• Problem description:
Send each entry back exactly as given, pictures excluded.

• Data for this exercise:

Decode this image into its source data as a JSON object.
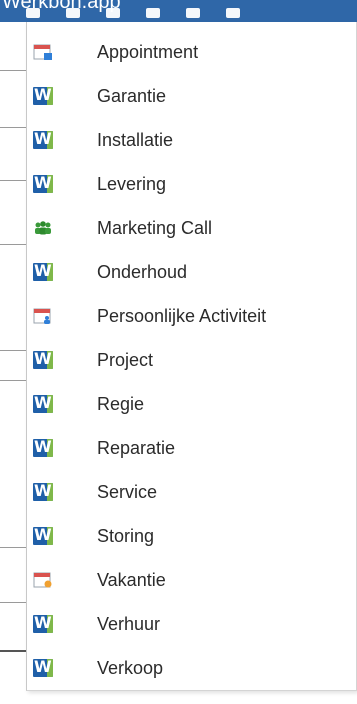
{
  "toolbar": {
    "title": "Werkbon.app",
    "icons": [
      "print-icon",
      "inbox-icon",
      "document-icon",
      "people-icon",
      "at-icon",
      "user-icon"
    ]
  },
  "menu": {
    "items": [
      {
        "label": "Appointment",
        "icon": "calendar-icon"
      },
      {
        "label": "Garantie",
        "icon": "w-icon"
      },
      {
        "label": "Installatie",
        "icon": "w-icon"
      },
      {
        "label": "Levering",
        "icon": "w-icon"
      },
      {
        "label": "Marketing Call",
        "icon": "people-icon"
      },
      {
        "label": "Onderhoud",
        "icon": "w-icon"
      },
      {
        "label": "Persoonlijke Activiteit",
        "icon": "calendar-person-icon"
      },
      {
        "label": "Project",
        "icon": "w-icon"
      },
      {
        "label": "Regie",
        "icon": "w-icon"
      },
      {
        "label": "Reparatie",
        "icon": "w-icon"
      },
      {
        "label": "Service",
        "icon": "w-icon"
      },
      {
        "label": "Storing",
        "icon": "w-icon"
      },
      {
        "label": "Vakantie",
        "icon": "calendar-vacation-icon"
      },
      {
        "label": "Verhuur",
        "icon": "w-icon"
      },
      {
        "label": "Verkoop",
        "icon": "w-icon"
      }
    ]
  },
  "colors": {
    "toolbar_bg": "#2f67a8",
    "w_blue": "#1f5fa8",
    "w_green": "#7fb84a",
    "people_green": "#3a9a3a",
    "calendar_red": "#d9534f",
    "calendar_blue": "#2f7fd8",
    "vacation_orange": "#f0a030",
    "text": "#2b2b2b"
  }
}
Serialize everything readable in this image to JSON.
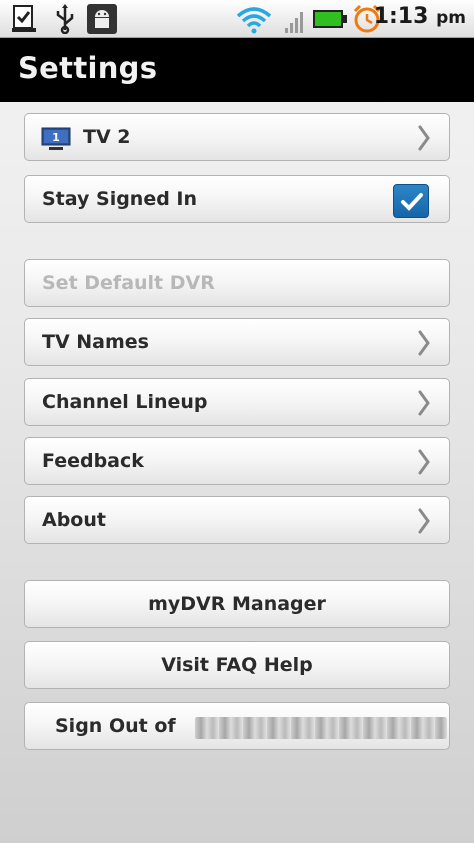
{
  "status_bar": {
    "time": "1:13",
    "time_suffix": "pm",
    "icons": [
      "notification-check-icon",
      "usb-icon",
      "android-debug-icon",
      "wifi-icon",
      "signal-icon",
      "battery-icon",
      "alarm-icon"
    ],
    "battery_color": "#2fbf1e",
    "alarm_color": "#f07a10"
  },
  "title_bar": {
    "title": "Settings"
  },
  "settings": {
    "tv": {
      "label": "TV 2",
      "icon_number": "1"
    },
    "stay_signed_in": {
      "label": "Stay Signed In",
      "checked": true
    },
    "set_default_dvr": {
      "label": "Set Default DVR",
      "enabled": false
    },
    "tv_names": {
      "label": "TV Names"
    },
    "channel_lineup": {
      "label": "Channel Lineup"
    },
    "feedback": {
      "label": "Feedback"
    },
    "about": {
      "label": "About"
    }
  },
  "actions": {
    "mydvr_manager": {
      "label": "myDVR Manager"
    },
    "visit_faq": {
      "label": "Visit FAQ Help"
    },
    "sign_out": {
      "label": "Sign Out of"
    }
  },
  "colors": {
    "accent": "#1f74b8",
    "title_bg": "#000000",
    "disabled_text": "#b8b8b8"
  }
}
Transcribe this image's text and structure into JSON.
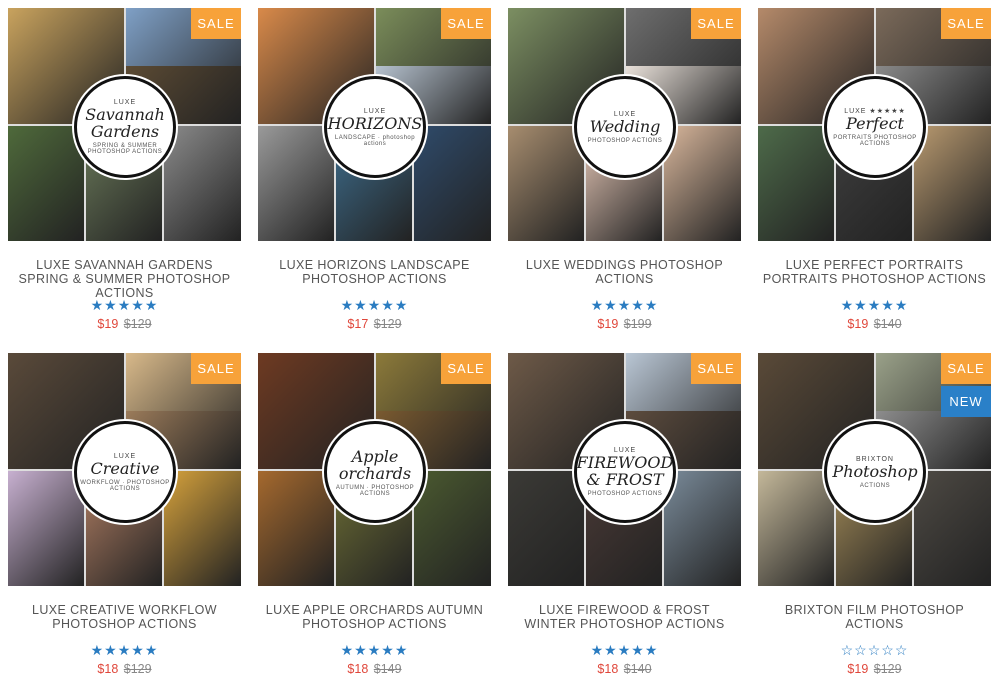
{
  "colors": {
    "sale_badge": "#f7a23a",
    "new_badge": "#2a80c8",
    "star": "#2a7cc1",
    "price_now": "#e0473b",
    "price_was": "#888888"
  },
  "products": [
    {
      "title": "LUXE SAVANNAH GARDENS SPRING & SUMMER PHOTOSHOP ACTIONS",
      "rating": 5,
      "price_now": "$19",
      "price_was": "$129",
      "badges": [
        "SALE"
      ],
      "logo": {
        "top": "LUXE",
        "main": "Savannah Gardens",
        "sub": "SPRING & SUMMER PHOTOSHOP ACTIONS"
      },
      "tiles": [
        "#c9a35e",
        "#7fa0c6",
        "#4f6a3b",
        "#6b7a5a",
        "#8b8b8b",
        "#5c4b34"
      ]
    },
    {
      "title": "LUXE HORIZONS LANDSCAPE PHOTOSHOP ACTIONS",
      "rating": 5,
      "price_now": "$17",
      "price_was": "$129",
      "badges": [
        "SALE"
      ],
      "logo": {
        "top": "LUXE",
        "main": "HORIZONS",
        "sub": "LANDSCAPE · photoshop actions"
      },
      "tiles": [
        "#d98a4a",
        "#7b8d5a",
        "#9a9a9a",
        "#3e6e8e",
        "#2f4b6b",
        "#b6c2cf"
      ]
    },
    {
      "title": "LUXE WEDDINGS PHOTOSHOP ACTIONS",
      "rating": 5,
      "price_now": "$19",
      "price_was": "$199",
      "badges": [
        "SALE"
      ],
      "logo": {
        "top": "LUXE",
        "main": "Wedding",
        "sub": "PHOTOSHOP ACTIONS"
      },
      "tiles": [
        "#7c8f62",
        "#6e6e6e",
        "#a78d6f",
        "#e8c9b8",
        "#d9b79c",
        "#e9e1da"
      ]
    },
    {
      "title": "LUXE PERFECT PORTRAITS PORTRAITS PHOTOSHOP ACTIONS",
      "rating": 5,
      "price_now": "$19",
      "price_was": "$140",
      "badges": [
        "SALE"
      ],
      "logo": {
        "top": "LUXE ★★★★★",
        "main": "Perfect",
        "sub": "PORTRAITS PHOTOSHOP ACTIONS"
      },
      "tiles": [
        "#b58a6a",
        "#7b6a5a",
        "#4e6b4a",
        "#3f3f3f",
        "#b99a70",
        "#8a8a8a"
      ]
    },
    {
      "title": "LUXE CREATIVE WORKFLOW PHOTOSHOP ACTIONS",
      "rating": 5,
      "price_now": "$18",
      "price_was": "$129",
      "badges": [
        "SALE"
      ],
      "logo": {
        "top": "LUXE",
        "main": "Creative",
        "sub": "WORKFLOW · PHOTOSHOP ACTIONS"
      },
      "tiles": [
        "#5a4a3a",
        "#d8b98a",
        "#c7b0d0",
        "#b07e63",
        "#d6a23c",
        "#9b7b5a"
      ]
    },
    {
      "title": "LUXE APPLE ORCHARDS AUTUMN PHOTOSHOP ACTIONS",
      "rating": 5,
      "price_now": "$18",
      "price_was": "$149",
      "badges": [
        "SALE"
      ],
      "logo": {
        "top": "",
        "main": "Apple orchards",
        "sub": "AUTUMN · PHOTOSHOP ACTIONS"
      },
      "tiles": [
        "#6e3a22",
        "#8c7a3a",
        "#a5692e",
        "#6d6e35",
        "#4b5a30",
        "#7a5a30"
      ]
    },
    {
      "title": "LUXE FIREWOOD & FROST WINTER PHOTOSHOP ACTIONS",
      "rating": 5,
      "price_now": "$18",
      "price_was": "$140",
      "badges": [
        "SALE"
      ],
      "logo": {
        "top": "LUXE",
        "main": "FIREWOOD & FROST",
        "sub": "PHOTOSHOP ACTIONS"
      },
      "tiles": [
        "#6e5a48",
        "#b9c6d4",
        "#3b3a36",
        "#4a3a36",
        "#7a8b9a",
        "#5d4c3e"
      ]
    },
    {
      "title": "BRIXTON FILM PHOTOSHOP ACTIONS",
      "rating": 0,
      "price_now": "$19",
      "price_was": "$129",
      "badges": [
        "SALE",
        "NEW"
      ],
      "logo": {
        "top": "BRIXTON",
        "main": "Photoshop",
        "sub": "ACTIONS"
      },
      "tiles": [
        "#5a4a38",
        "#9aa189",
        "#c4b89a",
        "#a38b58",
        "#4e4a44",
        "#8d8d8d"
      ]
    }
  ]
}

• Response to this exercise:
Decode this image into its source data as a JSON object.
{
  "toolbar": {
    "title": "Werkbon.app",
    "icons": [
      "print-icon",
      "inbox-icon",
      "document-icon",
      "people-icon",
      "at-icon",
      "user-icon"
    ]
  },
  "menu": {
    "items": [
      {
        "label": "Appointment",
        "icon": "calendar-icon"
      },
      {
        "label": "Garantie",
        "icon": "w-icon"
      },
      {
        "label": "Installatie",
        "icon": "w-icon"
      },
      {
        "label": "Levering",
        "icon": "w-icon"
      },
      {
        "label": "Marketing Call",
        "icon": "people-icon"
      },
      {
        "label": "Onderhoud",
        "icon": "w-icon"
      },
      {
        "label": "Persoonlijke Activiteit",
        "icon": "calendar-person-icon"
      },
      {
        "label": "Project",
        "icon": "w-icon"
      },
      {
        "label": "Regie",
        "icon": "w-icon"
      },
      {
        "label": "Reparatie",
        "icon": "w-icon"
      },
      {
        "label": "Service",
        "icon": "w-icon"
      },
      {
        "label": "Storing",
        "icon": "w-icon"
      },
      {
        "label": "Vakantie",
        "icon": "calendar-vacation-icon"
      },
      {
        "label": "Verhuur",
        "icon": "w-icon"
      },
      {
        "label": "Verkoop",
        "icon": "w-icon"
      }
    ]
  },
  "colors": {
    "toolbar_bg": "#2f67a8",
    "w_blue": "#1f5fa8",
    "w_green": "#7fb84a",
    "people_green": "#3a9a3a",
    "calendar_red": "#d9534f",
    "calendar_blue": "#2f7fd8",
    "vacation_orange": "#f0a030",
    "text": "#2b2b2b"
  }
}
Serialize everything readable in this image to JSON.
{
  "status_bar": {
    "time": "1:13",
    "time_suffix": "pm",
    "icons": [
      "notification-check-icon",
      "usb-icon",
      "android-debug-icon",
      "wifi-icon",
      "signal-icon",
      "battery-icon",
      "alarm-icon"
    ],
    "battery_color": "#2fbf1e",
    "alarm_color": "#f07a10"
  },
  "title_bar": {
    "title": "Settings"
  },
  "settings": {
    "tv": {
      "label": "TV 2",
      "icon_number": "1"
    },
    "stay_signed_in": {
      "label": "Stay Signed In",
      "checked": true
    },
    "set_default_dvr": {
      "label": "Set Default DVR",
      "enabled": false
    },
    "tv_names": {
      "label": "TV Names"
    },
    "channel_lineup": {
      "label": "Channel Lineup"
    },
    "feedback": {
      "label": "Feedback"
    },
    "about": {
      "label": "About"
    }
  },
  "actions": {
    "mydvr_manager": {
      "label": "myDVR Manager"
    },
    "visit_faq": {
      "label": "Visit FAQ Help"
    },
    "sign_out": {
      "label": "Sign Out of"
    }
  },
  "colors": {
    "accent": "#1f74b8",
    "title_bg": "#000000",
    "disabled_text": "#b8b8b8"
  }
}
Transcribe this image's text and structure into JSON.
{
  "colors": {
    "sale_badge": "#f7a23a",
    "new_badge": "#2a80c8",
    "star": "#2a7cc1",
    "price_now": "#e0473b",
    "price_was": "#888888"
  },
  "products": [
    {
      "title": "LUXE SAVANNAH GARDENS SPRING & SUMMER PHOTOSHOP ACTIONS",
      "rating": 5,
      "price_now": "$19",
      "price_was": "$129",
      "badges": [
        "SALE"
      ],
      "logo": {
        "top": "LUXE",
        "main": "Savannah Gardens",
        "sub": "SPRING & SUMMER PHOTOSHOP ACTIONS"
      },
      "tiles": [
        "#c9a35e",
        "#7fa0c6",
        "#4f6a3b",
        "#6b7a5a",
        "#8b8b8b",
        "#5c4b34"
      ]
    },
    {
      "title": "LUXE HORIZONS LANDSCAPE PHOTOSHOP ACTIONS",
      "rating": 5,
      "price_now": "$17",
      "price_was": "$129",
      "badges": [
        "SALE"
      ],
      "logo": {
        "top": "LUXE",
        "main": "HORIZONS",
        "sub": "LANDSCAPE · photoshop actions"
      },
      "tiles": [
        "#d98a4a",
        "#7b8d5a",
        "#9a9a9a",
        "#3e6e8e",
        "#2f4b6b",
        "#b6c2cf"
      ]
    },
    {
      "title": "LUXE WEDDINGS PHOTOSHOP ACTIONS",
      "rating": 5,
      "price_now": "$19",
      "price_was": "$199",
      "badges": [
        "SALE"
      ],
      "logo": {
        "top": "LUXE",
        "main": "Wedding",
        "sub": "PHOTOSHOP ACTIONS"
      },
      "tiles": [
        "#7c8f62",
        "#6e6e6e",
        "#a78d6f",
        "#e8c9b8",
        "#d9b79c",
        "#e9e1da"
      ]
    },
    {
      "title": "LUXE PERFECT PORTRAITS PORTRAITS PHOTOSHOP ACTIONS",
      "rating": 5,
      "price_now": "$19",
      "price_was": "$140",
      "badges": [
        "SALE"
      ],
      "logo": {
        "top": "LUXE ★★★★★",
        "main": "Perfect",
        "sub": "PORTRAITS PHOTOSHOP ACTIONS"
      },
      "tiles": [
        "#b58a6a",
        "#7b6a5a",
        "#4e6b4a",
        "#3f3f3f",
        "#b99a70",
        "#8a8a8a"
      ]
    },
    {
      "title": "LUXE CREATIVE WORKFLOW PHOTOSHOP ACTIONS",
      "rating": 5,
      "price_now": "$18",
      "price_was": "$129",
      "badges": [
        "SALE"
      ],
      "logo": {
        "top": "LUXE",
        "main": "Creative",
        "sub": "WORKFLOW · PHOTOSHOP ACTIONS"
      },
      "tiles": [
        "#5a4a3a",
        "#d8b98a",
        "#c7b0d0",
        "#b07e63",
        "#d6a23c",
        "#9b7b5a"
      ]
    },
    {
      "title": "LUXE APPLE ORCHARDS AUTUMN PHOTOSHOP ACTIONS",
      "rating": 5,
      "price_now": "$18",
      "price_was": "$149",
      "badges": [
        "SALE"
      ],
      "logo": {
        "top": "",
        "main": "Apple orchards",
        "sub": "AUTUMN · PHOTOSHOP ACTIONS"
      },
      "tiles": [
        "#6e3a22",
        "#8c7a3a",
        "#a5692e",
        "#6d6e35",
        "#4b5a30",
        "#7a5a30"
      ]
    },
    {
      "title": "LUXE FIREWOOD & FROST WINTER PHOTOSHOP ACTIONS",
      "rating": 5,
      "price_now": "$18",
      "price_was": "$140",
      "badges": [
        "SALE"
      ],
      "logo": {
        "top": "LUXE",
        "main": "FIREWOOD & FROST",
        "sub": "PHOTOSHOP ACTIONS"
      },
      "tiles": [
        "#6e5a48",
        "#b9c6d4",
        "#3b3a36",
        "#4a3a36",
        "#7a8b9a",
        "#5d4c3e"
      ]
    },
    {
      "title": "BRIXTON FILM PHOTOSHOP ACTIONS",
      "rating": 0,
      "price_now": "$19",
      "price_was": "$129",
      "badges": [
        "SALE",
        "NEW"
      ],
      "logo": {
        "top": "BRIXTON",
        "main": "Photoshop",
        "sub": "ACTIONS"
      },
      "tiles": [
        "#5a4a38",
        "#9aa189",
        "#c4b89a",
        "#a38b58",
        "#4e4a44",
        "#8d8d8d"
      ]
    }
  ]
}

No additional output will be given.